DESCRIPTION OF THE TASK
Take every line from the data that has the word "Visy" in it.

━━━ DATA UNDER STUDY ━━━

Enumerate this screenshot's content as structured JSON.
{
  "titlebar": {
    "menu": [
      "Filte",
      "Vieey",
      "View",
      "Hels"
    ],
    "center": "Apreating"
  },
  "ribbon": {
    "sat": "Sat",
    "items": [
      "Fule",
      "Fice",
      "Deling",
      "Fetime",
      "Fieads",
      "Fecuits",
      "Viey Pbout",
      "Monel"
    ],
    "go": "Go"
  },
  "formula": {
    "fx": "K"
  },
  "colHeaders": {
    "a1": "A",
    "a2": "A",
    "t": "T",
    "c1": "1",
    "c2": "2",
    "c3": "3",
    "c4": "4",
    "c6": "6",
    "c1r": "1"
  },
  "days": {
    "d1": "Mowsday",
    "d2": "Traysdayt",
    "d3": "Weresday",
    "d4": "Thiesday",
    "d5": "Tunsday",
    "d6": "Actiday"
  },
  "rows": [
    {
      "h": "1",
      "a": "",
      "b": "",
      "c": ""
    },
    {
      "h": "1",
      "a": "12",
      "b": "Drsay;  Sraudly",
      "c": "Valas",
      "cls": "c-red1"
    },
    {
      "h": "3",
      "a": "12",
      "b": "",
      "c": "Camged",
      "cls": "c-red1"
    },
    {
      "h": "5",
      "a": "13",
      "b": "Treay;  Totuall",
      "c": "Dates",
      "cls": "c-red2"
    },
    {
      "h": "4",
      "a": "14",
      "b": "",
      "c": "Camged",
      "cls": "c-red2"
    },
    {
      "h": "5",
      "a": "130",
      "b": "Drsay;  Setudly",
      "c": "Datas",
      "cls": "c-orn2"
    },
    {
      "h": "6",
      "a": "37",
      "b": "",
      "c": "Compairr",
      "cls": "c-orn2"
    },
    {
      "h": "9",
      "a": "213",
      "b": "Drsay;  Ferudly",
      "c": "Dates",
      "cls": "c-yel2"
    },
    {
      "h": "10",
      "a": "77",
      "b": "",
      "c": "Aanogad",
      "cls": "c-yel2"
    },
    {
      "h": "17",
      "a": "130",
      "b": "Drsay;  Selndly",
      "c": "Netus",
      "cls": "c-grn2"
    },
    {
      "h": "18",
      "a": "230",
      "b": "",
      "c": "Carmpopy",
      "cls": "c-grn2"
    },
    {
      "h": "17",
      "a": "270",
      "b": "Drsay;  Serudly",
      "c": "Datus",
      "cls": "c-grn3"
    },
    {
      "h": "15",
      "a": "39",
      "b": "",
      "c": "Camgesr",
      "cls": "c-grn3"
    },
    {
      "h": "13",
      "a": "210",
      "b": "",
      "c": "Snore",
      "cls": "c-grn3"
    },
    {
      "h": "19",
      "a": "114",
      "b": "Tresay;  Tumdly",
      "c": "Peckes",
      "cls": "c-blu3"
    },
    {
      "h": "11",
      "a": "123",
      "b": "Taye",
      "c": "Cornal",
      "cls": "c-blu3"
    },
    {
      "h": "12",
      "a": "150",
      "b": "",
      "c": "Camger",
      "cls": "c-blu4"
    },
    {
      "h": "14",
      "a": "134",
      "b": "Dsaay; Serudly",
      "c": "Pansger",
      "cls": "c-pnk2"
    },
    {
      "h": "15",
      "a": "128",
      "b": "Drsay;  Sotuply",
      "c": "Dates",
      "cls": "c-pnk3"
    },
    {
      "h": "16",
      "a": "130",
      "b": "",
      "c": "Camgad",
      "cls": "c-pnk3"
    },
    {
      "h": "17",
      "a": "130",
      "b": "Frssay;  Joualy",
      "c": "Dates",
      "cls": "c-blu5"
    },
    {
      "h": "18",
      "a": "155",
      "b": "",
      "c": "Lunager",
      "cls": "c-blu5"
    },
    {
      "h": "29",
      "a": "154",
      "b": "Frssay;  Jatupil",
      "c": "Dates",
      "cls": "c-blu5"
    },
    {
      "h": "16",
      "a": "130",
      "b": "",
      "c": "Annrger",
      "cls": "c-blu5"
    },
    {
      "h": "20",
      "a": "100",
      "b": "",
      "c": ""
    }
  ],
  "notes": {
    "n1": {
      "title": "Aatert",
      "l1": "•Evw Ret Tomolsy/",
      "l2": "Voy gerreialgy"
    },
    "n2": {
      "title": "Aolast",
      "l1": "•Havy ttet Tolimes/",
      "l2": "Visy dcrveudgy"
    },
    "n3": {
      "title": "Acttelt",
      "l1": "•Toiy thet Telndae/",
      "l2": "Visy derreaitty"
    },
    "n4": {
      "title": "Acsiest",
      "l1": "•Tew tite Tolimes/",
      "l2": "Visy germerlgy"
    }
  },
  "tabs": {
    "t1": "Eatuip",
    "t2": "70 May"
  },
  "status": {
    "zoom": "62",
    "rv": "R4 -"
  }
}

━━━

RESPONSE TO THE TASK
      "l2": "Visy dcrveudgy"
      "l2": "Visy derreaitty"
      "l2": "Visy germerlgy"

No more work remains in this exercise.